Gendered Resistance: The Autobiographies of Simone de Beauvoir, Maya Angelou, Janet Frame and Marguerite Duras
Rodopi, 1997 - 176 էջ
Four major women's autobiographies of the twentieth century are discussed together here for the first time. Valérie Baisnée reinterprets the autobiographical writing of Simone De Beauvoir, Maya Angelou, Janet Frame and Marguerite Duras, finding some striking similarities in these women's resistance to a conservative order. Deploying a variety of theoretical approaches, from linguistic to Marxist, Baisnée endeavours to break the restrictive patterns of author-centred studies, to go beyond simple oppositions between truth and fiction, and to dispense with the facile interpretation of these texts as confessional.

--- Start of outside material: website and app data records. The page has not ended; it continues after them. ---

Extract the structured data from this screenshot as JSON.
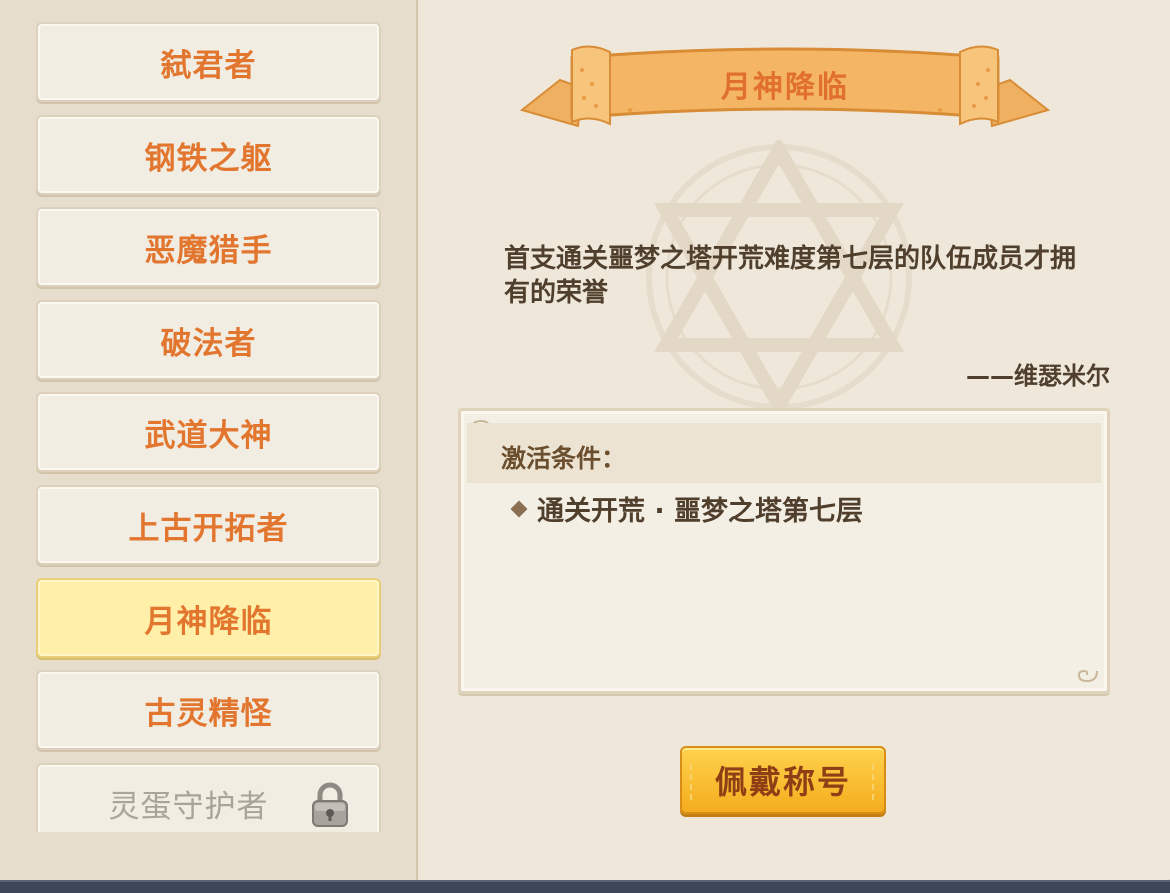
{
  "title_list": {
    "items": [
      {
        "label": "弑君者",
        "state": "normal"
      },
      {
        "label": "钢铁之躯",
        "state": "normal"
      },
      {
        "label": "恶魔猎手",
        "state": "normal"
      },
      {
        "label": "破法者",
        "state": "normal"
      },
      {
        "label": "武道大神",
        "state": "normal"
      },
      {
        "label": "上古开拓者",
        "state": "normal"
      },
      {
        "label": "月神降临",
        "state": "selected"
      },
      {
        "label": "古灵精怪",
        "state": "normal"
      },
      {
        "label": "灵蛋守护者",
        "state": "locked"
      }
    ]
  },
  "detail": {
    "banner_title": "月神降临",
    "description": "首支通关噩梦之塔开荒难度第七层的队伍成员才拥有的荣誉",
    "author": "——维瑟米尔",
    "condition_title": "激活条件：",
    "conditions": [
      "通关开荒 · 噩梦之塔第七层"
    ],
    "wear_button_label": "佩戴称号"
  },
  "colors": {
    "label_orange": "#e2762f",
    "selected_bg": "#ffefa8",
    "button_gold": "#f4ad1e",
    "text_brown": "#4f3f2c",
    "locked_gray": "#a9a39a"
  },
  "icons": {
    "lock": "padlock-icon",
    "bullet": "diamond-bullet-icon",
    "emblem": "hexagram-emblem-icon",
    "banner": "ribbon-banner"
  }
}
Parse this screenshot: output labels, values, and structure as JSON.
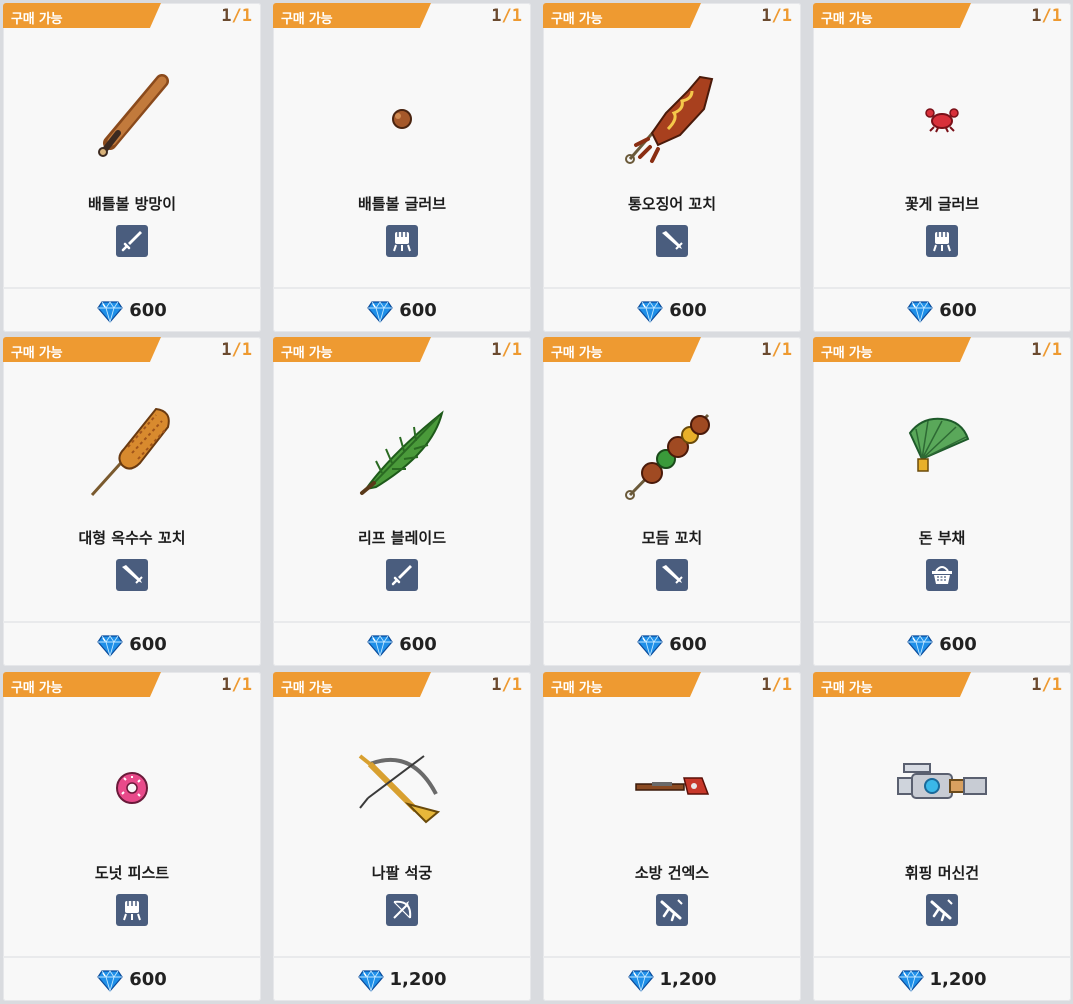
{
  "shop": {
    "items": [
      {
        "status": "구매 가능",
        "count": "1",
        "total": "1",
        "name": "배틀볼 방망이",
        "item_icon": "baseball-bat-icon",
        "type_icon": "sword-icon",
        "currency_icon": "gem-icon",
        "price": "600"
      },
      {
        "status": "구매 가능",
        "count": "1",
        "total": "1",
        "name": "배틀볼 글러브",
        "item_icon": "baseball-glove-icon",
        "type_icon": "fist-icon",
        "currency_icon": "gem-icon",
        "price": "600"
      },
      {
        "status": "구매 가능",
        "count": "1",
        "total": "1",
        "name": "통오징어 꼬치",
        "item_icon": "squid-skewer-icon",
        "type_icon": "blade-icon",
        "currency_icon": "gem-icon",
        "price": "600"
      },
      {
        "status": "구매 가능",
        "count": "1",
        "total": "1",
        "name": "꽃게 글러브",
        "item_icon": "crab-glove-icon",
        "type_icon": "fist-icon",
        "currency_icon": "gem-icon",
        "price": "600"
      },
      {
        "status": "구매 가능",
        "count": "1",
        "total": "1",
        "name": "대형 옥수수 꼬치",
        "item_icon": "corn-skewer-icon",
        "type_icon": "blade-icon",
        "currency_icon": "gem-icon",
        "price": "600"
      },
      {
        "status": "구매 가능",
        "count": "1",
        "total": "1",
        "name": "리프 블레이드",
        "item_icon": "leaf-blade-icon",
        "type_icon": "sword-icon",
        "currency_icon": "gem-icon",
        "price": "600"
      },
      {
        "status": "구매 가능",
        "count": "1",
        "total": "1",
        "name": "모듬 꼬치",
        "item_icon": "mixed-skewer-icon",
        "type_icon": "blade-icon",
        "currency_icon": "gem-icon",
        "price": "600"
      },
      {
        "status": "구매 가능",
        "count": "1",
        "total": "1",
        "name": "돈 부채",
        "item_icon": "money-fan-icon",
        "type_icon": "basket-icon",
        "currency_icon": "gem-icon",
        "price": "600"
      },
      {
        "status": "구매 가능",
        "count": "1",
        "total": "1",
        "name": "도넛 피스트",
        "item_icon": "donut-icon",
        "type_icon": "fist-icon",
        "currency_icon": "gem-icon",
        "price": "600"
      },
      {
        "status": "구매 가능",
        "count": "1",
        "total": "1",
        "name": "나팔 석궁",
        "item_icon": "trumpet-crossbow-icon",
        "type_icon": "bow-icon",
        "currency_icon": "gem-icon",
        "price": "1,200"
      },
      {
        "status": "구매 가능",
        "count": "1",
        "total": "1",
        "name": "소방 건엑스",
        "item_icon": "fire-gun-axe-icon",
        "type_icon": "rifle-icon",
        "currency_icon": "gem-icon",
        "price": "1,200"
      },
      {
        "status": "구매 가능",
        "count": "1",
        "total": "1",
        "name": "휘핑 머신건",
        "item_icon": "whipping-machine-gun-icon",
        "type_icon": "rifle-icon",
        "currency_icon": "gem-icon",
        "price": "1,200"
      }
    ]
  },
  "colors": {
    "background": "#d9dbdf",
    "card": "#f8f8f8",
    "badge": "#ee9a31",
    "type_icon_bg": "#4a5d7e",
    "gem": "#1e8fe8"
  }
}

For Valérie Baisnée, Autobiography is meant to represent not the true but the official version of a life, signed by the author herself and revered as hagiography by the public. ... Instead of analysing women's autobiographies as confessional, it is possible to see this mode of discourse as a means to counteract the effect of exposure of women's private lives. By revealing their past, however painful it may be, the four autobiographers studied in this book also enhance their present strength, and therefore underline the political nature of the autobiography.
adolescence adults Angelou's authority autobiography baccalauréat becomes Bildungsroman Black community Black women body bourgeois bourgeoisie brother Caged Bird chapter character child childhood Cours Désir criticism cultural death discourse dominant Duras's dutiful daughter economic écriture féminine emphasises experience father female feminist fiction Firstly focalisation Foucault function Gallimard gender genre Gérard Genette girl grandmother heroine heroine's identity ideological intellectual Is-Land Jacques Janet Frame L'amant language literary literature Marguerite Duras marriage matriarchy Maya Angelou Maya's Mémoires mère metaphor Michel Foucault Mme Mabille mother mother/daughter relationship myth Napier earthquake narrative narrator's novel Oamaru older narrator oppression parents Paris perspective poetic poetry political position protagonist reader reading representation represents role Sartre sexual Simone de Beauvoir Simone's sister social society story symbolic Translated upper middle-class voice woman women's autobiographies words young Zaza Zaza's Zealand Literature